Office of Inspector General (OIG)

The U.S. Department of Health and Human Services’ Office of Inspector General (“OIG”) recently issued Advisory Opinion No. 21-02, regarding a joint investment by a health system, a manager, and certain surgeons in an ambulatory surgery center (“ASC”) (the “Proposed Arrangement”). According to a national survey, most hospitals and health systems are planning to increase their investments in ASCs and anticipate converting hospital outpatient departments to ASCs. Many hospitals with ASCs operate the ASCs as physician joint ventures. As payors and patients continue to show interest in having outpatient procedures performed in ASCs, there is an expected trend to see an increase in investments and joint ventures in ASCs therefore making the Advisory Opinion particularly noteworthy.

In their request to OIG, the health system and the manager (“Requestors”) specifically inquired whether the Proposed Arrangement would constitute grounds for sanctions under the Federal Anti-Kickback statute (“AKS”). Based upon the facts provided in the request for the Advisory Opinion and a supplemental submission, the OIG reached the favorable conclusion that due to the low risk of fraud and abuse, the OIG would not impose sanctions on the health system or the manager in connection with the Proposed Arrangement.

The Proposed Arrangement

Under the Proposed Arrangement, the health system, five orthopedic surgeons, three neurosurgeons employed by the health system, and a manager, would invest in a new ASC. The health system would own 46 percent of the ASC, the surgeons would collectively own 46 percent of the ASC, and the manager would own 8 percent of the ASC. The manager certified that no physician has had, or would have, ownership in the manager that provides management and other services to the ASC. Furthermore, the ASC would operate in a medical facility owned by a real estate company jointly owned by the health system, the surgeons, and the manager. The ASC would enter into space and equipment leases as well as service arrangements with the health system and the real estate company.

OIG’s Analysis

Based on the following criteria, the OIG determined that the following safeguards in the Proposed Arrangement would mitigate the risk and that, as such, the OIG would not impose administrative sanctions in connection with the Proposed Arrangement:

Health System and Physician Investor Interest

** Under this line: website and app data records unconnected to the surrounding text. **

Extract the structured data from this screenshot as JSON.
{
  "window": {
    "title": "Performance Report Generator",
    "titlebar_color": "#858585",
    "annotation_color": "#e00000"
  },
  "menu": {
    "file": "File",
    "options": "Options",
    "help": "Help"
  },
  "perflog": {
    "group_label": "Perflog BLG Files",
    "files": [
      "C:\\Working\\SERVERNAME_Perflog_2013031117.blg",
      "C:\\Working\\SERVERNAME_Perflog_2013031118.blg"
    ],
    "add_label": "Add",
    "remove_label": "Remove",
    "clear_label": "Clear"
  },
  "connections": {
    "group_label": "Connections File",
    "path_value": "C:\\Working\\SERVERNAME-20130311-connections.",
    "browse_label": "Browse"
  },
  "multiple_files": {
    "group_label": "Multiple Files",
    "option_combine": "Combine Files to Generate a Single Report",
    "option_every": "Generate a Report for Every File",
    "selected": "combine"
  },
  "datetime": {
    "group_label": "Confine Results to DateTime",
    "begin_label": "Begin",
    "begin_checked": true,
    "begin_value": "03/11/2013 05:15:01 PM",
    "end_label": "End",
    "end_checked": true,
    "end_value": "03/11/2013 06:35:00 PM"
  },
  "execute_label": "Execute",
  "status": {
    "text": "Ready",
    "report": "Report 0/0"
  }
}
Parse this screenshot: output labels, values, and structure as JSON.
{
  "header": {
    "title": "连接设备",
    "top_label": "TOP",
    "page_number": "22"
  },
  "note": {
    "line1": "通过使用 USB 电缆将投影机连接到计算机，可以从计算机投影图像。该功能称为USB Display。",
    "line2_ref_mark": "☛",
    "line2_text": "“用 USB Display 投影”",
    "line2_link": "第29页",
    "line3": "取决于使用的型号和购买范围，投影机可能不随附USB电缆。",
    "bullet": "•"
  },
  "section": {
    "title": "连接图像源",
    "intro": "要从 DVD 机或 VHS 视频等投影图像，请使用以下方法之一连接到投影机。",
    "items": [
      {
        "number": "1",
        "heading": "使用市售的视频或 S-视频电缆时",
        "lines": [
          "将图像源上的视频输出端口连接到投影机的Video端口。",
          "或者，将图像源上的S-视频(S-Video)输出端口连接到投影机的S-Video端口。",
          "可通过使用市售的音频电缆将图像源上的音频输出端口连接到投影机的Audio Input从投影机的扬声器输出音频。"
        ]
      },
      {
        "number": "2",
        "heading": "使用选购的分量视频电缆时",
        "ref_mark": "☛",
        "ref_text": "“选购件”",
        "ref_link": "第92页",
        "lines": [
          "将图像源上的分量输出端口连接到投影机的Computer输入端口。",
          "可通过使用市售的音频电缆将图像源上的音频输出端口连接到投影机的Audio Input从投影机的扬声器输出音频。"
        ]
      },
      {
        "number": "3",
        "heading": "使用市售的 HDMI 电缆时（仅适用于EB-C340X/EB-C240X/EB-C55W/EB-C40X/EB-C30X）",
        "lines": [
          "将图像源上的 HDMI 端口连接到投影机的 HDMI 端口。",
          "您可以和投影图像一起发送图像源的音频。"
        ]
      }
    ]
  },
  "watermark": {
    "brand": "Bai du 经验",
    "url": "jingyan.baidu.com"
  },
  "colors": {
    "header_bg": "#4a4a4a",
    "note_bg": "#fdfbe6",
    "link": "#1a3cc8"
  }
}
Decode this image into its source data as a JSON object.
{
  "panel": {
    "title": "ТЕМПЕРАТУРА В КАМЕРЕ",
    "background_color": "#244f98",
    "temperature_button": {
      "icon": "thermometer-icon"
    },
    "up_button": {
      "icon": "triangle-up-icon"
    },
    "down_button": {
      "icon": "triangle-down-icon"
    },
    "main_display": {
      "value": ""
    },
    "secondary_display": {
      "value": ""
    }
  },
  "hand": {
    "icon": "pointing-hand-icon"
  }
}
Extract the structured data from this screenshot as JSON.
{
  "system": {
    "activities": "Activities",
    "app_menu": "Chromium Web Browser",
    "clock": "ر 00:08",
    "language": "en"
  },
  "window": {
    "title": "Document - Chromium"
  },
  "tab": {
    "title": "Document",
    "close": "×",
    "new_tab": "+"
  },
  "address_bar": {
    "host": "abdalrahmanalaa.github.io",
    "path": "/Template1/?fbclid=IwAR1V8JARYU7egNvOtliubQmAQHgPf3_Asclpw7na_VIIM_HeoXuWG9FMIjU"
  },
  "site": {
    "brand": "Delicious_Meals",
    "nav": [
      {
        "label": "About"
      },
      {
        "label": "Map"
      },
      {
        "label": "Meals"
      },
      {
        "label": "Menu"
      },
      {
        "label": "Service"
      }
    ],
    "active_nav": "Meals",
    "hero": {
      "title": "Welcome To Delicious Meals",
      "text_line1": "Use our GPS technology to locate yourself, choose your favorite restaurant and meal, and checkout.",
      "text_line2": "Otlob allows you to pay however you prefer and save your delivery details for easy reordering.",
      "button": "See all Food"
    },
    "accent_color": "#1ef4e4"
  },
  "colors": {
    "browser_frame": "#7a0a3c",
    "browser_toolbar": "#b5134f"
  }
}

(1) Although one or more of the neurosurgeons would fail to meet the Hospital-Physician ASC Safe Harbor Provision requirement that a physician investor derive at least one-third of his or her medical practice income for the previous fiscal year or previous 12-month period from the performance of ASC-qualified procedures, the health system certified that the neurosurgeons would use the ASC on a regular basis as part of their medical practices. Additionally, the health system certified that the surgeons would rarely refer patients to each other.

(2) The Proposed Arrangement would contain certain safeguards to reduce the risk that the health system would make or influence referrals to the ASC or the surgeons. For example, the health system certified that any compensation paid by the health system to affiliated physicians for services furnished would be consistent with fair market value and would not be related, directly or indirectly, to the volume or value of any referrals. In addition, the health system certified that it would refrain from any actions designed to require or encourage affiliated physicians to refer patients to the ASC or the surgeons and would not track referrals made to the ASC.


Continue Reading OIG Issues Favorable Advisory Opinion on Ambulatory Surgery Center Joint Venture

While providers struggle to provide health care to their patients amid the coronavirus contagion concerns, recent regulatory and reimbursement changes will help ease the path to the provision of healthcare via telehealth.

On March 6, 2020, President Donald Trump signed into law an $8.3 billion emergency coronavirus disease 2019 (“COVID-19”) response funding package. In addition to providing funding for the development of treatments and public health funding for prevention, preparedness, and response, the bill authorizes the U.S. Secretary of Health and Human Services, Alex Azar (referred to herein as the “Secretary”), to waive Medicare restrictions on the provision of services via telehealth during this public health emergency.

Greater utilization of telehealth during the COVID-19 outbreak will reduce providers’ and patients’ exposure to the virus in health care facilities. Telehealth is especially useful for mild cases of illness that can be managed at the patient’s home, thereby decreasing the volume of individuals seeking care in facilities. To further facilitate the increased utilization of telehealth, the Centers for Disease Control’s interim guidance for healthcare facilities notes that healthcare providers can communicate with patients by telephone if formal telehealth systems are not available. This allows providers to have greater flexibility when telehealth technology providers lack the bandwidth to accommodate this increase in telehealth utilization or are otherwise unavailable.


Continue Reading Telehealth Flexibility: Key Regulatory Changes That Providers Should Know